- **EXERCISE GOAL**:
Each entry must be output once more without any change.

- **EXTRACTED INFORMATION**:
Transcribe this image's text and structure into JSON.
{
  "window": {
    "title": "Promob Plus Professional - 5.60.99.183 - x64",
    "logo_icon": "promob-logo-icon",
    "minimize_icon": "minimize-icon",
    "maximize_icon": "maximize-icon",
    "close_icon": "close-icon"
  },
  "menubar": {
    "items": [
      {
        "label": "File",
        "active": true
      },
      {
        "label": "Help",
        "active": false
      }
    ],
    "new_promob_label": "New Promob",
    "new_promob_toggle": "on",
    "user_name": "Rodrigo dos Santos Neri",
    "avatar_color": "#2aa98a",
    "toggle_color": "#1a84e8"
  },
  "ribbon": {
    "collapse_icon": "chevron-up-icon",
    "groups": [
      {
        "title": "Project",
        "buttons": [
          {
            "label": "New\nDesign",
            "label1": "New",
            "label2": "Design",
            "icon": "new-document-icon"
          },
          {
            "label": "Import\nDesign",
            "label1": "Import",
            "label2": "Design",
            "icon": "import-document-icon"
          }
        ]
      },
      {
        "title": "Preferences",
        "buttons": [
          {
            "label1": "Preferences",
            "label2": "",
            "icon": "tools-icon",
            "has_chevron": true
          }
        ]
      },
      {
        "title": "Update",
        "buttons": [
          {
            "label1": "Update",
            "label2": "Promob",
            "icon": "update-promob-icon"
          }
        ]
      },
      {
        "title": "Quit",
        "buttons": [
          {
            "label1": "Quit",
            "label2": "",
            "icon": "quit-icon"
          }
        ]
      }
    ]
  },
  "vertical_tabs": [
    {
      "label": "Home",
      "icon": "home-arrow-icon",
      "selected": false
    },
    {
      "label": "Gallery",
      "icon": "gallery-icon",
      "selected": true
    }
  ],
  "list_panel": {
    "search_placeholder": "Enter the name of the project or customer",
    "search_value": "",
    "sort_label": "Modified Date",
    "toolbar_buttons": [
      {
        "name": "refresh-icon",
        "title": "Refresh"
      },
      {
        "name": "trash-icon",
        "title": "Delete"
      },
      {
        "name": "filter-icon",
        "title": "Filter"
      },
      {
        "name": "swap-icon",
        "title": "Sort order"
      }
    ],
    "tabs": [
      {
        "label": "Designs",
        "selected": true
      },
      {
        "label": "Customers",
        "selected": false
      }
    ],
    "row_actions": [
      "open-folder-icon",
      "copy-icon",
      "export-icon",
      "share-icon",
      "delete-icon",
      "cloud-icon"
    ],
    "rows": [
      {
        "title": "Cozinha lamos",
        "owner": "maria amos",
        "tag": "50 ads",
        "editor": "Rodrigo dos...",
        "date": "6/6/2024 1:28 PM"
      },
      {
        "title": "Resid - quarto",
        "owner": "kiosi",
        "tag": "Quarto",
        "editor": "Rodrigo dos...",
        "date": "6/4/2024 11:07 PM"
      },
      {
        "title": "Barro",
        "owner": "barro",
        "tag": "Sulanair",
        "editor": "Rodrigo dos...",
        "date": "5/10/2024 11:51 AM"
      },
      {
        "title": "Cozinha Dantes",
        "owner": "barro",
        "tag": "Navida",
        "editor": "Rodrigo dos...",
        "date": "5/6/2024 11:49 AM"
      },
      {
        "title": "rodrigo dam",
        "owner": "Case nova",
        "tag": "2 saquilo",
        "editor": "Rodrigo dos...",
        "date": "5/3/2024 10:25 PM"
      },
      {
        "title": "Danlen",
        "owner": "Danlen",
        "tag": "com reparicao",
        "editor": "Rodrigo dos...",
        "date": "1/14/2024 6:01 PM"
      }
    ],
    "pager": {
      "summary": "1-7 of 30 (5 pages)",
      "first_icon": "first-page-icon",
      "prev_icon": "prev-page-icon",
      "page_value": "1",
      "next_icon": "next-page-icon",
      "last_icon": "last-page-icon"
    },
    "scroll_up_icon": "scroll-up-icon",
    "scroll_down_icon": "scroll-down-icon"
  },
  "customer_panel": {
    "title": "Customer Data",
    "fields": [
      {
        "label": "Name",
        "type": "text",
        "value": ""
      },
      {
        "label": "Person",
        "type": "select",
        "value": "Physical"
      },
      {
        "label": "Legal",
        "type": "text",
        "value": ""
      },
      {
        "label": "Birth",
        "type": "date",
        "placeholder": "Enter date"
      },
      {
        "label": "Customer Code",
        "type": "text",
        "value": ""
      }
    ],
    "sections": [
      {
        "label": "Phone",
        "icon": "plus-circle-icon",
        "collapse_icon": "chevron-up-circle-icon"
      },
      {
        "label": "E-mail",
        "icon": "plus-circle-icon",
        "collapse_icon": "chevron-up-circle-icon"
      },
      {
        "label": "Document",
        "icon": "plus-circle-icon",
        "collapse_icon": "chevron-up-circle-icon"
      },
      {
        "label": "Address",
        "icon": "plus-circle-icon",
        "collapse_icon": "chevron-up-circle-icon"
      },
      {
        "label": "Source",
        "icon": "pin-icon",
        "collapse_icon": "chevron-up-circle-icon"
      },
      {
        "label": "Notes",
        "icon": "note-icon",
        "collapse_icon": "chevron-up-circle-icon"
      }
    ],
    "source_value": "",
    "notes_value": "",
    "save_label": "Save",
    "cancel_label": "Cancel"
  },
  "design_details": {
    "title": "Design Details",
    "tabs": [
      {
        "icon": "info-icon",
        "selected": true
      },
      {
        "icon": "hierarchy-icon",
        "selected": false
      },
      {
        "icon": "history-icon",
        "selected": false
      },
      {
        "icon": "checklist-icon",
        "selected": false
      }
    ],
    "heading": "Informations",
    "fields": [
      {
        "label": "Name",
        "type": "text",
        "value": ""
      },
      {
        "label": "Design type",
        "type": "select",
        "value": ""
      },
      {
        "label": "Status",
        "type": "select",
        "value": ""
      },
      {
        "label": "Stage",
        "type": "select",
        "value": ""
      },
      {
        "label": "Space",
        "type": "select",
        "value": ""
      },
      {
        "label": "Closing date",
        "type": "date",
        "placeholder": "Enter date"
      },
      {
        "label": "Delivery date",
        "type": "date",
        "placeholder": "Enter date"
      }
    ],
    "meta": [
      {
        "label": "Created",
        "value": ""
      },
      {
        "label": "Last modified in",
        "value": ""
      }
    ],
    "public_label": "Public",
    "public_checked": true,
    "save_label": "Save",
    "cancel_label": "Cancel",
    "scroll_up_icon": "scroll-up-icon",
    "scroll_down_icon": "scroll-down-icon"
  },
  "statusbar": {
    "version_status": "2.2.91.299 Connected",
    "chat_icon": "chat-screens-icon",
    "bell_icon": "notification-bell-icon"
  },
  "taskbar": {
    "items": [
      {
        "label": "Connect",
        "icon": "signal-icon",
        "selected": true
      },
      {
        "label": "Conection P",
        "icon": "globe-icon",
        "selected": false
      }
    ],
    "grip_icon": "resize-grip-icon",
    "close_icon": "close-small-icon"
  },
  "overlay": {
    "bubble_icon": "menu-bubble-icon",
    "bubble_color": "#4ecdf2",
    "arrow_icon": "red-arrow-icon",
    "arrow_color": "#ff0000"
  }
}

- **COMPLETED EXERCISE**:
Transcribe this image's text and structure into JSON.
{
  "window": {
    "title": "Promob Plus Professional - 5.60.99.183 - x64",
    "logo_icon": "promob-logo-icon",
    "minimize_icon": "minimize-icon",
    "maximize_icon": "maximize-icon",
    "close_icon": "close-icon"
  },
  "menubar": {
    "items": [
      {
        "label": "File",
        "active": true
      },
      {
        "label": "Help",
        "active": false
      }
    ],
    "new_promob_label": "New Promob",
    "new_promob_toggle": "on",
    "user_name": "Rodrigo dos Santos Neri",
    "avatar_color": "#2aa98a",
    "toggle_color": "#1a84e8"
  },
  "ribbon": {
    "collapse_icon": "chevron-up-icon",
    "groups": [
      {
        "title": "Project",
        "buttons": [
          {
            "label": "New\nDesign",
            "label1": "New",
            "label2": "Design",
            "icon": "new-document-icon"
          },
          {
            "label": "Import\nDesign",
            "label1": "Import",
            "label2": "Design",
            "icon": "import-document-icon"
          }
        ]
      },
      {
        "title": "Preferences",
        "buttons": [
          {
            "label1": "Preferences",
            "label2": "",
            "icon": "tools-icon",
            "has_chevron": true
          }
        ]
      },
      {
        "title": "Update",
        "buttons": [
          {
            "label1": "Update",
            "label2": "Promob",
            "icon": "update-promob-icon"
          }
        ]
      },
      {
        "title": "Quit",
        "buttons": [
          {
            "label1": "Quit",
            "label2": "",
            "icon": "quit-icon"
          }
        ]
      }
    ]
  },
  "vertical_tabs": [
    {
      "label": "Home",
      "icon": "home-arrow-icon",
      "selected": false
    },
    {
      "label": "Gallery",
      "icon": "gallery-icon",
      "selected": true
    }
  ],
  "list_panel": {
    "search_placeholder": "Enter the name of the project or customer",
    "search_value": "",
    "sort_label": "Modified Date",
    "toolbar_buttons": [
      {
        "name": "refresh-icon",
        "title": "Refresh"
      },
      {
        "name": "trash-icon",
        "title": "Delete"
      },
      {
        "name": "filter-icon",
        "title": "Filter"
      },
      {
        "name": "swap-icon",
        "title": "Sort order"
      }
    ],
    "tabs": [
      {
        "label": "Designs",
        "selected": true
      },
      {
        "label": "Customers",
        "selected": false
      }
    ],
    "row_actions": [
      "open-folder-icon",
      "copy-icon",
      "export-icon",
      "share-icon",
      "delete-icon",
      "cloud-icon"
    ],
    "rows": [
      {
        "title": "Cozinha lamos",
        "owner": "maria amos",
        "tag": "50 ads",
        "editor": "Rodrigo dos...",
        "date": "6/6/2024 1:28 PM"
      },
      {
        "title": "Resid - quarto",
        "owner": "kiosi",
        "tag": "Quarto",
        "editor": "Rodrigo dos...",
        "date": "6/4/2024 11:07 PM"
      },
      {
        "title": "Barro",
        "owner": "barro",
        "tag": "Sulanair",
        "editor": "Rodrigo dos...",
        "date": "5/10/2024 11:51 AM"
      },
      {
        "title": "Cozinha Dantes",
        "owner": "barro",
        "tag": "Navida",
        "editor": "Rodrigo dos...",
        "date": "5/6/2024 11:49 AM"
      },
      {
        "title": "rodrigo dam",
        "owner": "Case nova",
        "tag": "2 saquilo",
        "editor": "Rodrigo dos...",
        "date": "5/3/2024 10:25 PM"
      },
      {
        "title": "Danlen",
        "owner": "Danlen",
        "tag": "com reparicao",
        "editor": "Rodrigo dos...",
        "date": "1/14/2024 6:01 PM"
      }
    ],
    "pager": {
      "summary": "1-7 of 30 (5 pages)",
      "first_icon": "first-page-icon",
      "prev_icon": "prev-page-icon",
      "page_value": "1",
      "next_icon": "next-page-icon",
      "last_icon": "last-page-icon"
    },
    "scroll_up_icon": "scroll-up-icon",
    "scroll_down_icon": "scroll-down-icon"
  },
  "customer_panel": {
    "title": "Customer Data",
    "fields": [
      {
        "label": "Name",
        "type": "text",
        "value": ""
      },
      {
        "label": "Person",
        "type": "select",
        "value": "Physical"
      },
      {
        "label": "Legal",
        "type": "text",
        "value": ""
      },
      {
        "label": "Birth",
        "type": "date",
        "placeholder": "Enter date"
      },
      {
        "label": "Customer Code",
        "type": "text",
        "value": ""
      }
    ],
    "sections": [
      {
        "label": "Phone",
        "icon": "plus-circle-icon",
        "collapse_icon": "chevron-up-circle-icon"
      },
      {
        "label": "E-mail",
        "icon": "plus-circle-icon",
        "collapse_icon": "chevron-up-circle-icon"
      },
      {
        "label": "Document",
        "icon": "plus-circle-icon",
        "collapse_icon": "chevron-up-circle-icon"
      },
      {
        "label": "Address",
        "icon": "plus-circle-icon",
        "collapse_icon": "chevron-up-circle-icon"
      },
      {
        "label": "Source",
        "icon": "pin-icon",
        "collapse_icon": "chevron-up-circle-icon"
      },
      {
        "label": "Notes",
        "icon": "note-icon",
        "collapse_icon": "chevron-up-circle-icon"
      }
    ],
    "source_value": "",
    "notes_value": "",
    "save_label": "Save",
    "cancel_label": "Cancel"
  },
  "design_details": {
    "title": "Design Details",
    "tabs": [
      {
        "icon": "info-icon",
        "selected": true
      },
      {
        "icon": "hierarchy-icon",
        "selected": false
      },
      {
        "icon": "history-icon",
        "selected": false
      },
      {
        "icon": "checklist-icon",
        "selected": false
      }
    ],
    "heading": "Informations",
    "fields": [
      {
        "label": "Name",
        "type": "text",
        "value": ""
      },
      {
        "label": "Design type",
        "type": "select",
        "value": ""
      },
      {
        "label": "Status",
        "type": "select",
        "value": ""
      },
      {
        "label": "Stage",
        "type": "select",
        "value": ""
      },
      {
        "label": "Space",
        "type": "select",
        "value": ""
      },
      {
        "label": "Closing date",
        "type": "date",
        "placeholder": "Enter date"
      },
      {
        "label": "Delivery date",
        "type": "date",
        "placeholder": "Enter date"
      }
    ],
    "meta": [
      {
        "label": "Created",
        "value": ""
      },
      {
        "label": "Last modified in",
        "value": ""
      }
    ],
    "public_label": "Public",
    "public_checked": true,
    "save_label": "Save",
    "cancel_label": "Cancel",
    "scroll_up_icon": "scroll-up-icon",
    "scroll_down_icon": "scroll-down-icon"
  },
  "statusbar": {
    "version_status": "2.2.91.299 Connected",
    "chat_icon": "chat-screens-icon",
    "bell_icon": "notification-bell-icon"
  },
  "taskbar": {
    "items": [
      {
        "label": "Connect",
        "icon": "signal-icon",
        "selected": true
      },
      {
        "label": "Conection P",
        "icon": "globe-icon",
        "selected": false
      }
    ],
    "grip_icon": "resize-grip-icon",
    "close_icon": "close-small-icon"
  },
  "overlay": {
    "bubble_icon": "menu-bubble-icon",
    "bubble_color": "#4ecdf2",
    "arrow_icon": "red-arrow-icon",
    "arrow_color": "#ff0000"
  }
}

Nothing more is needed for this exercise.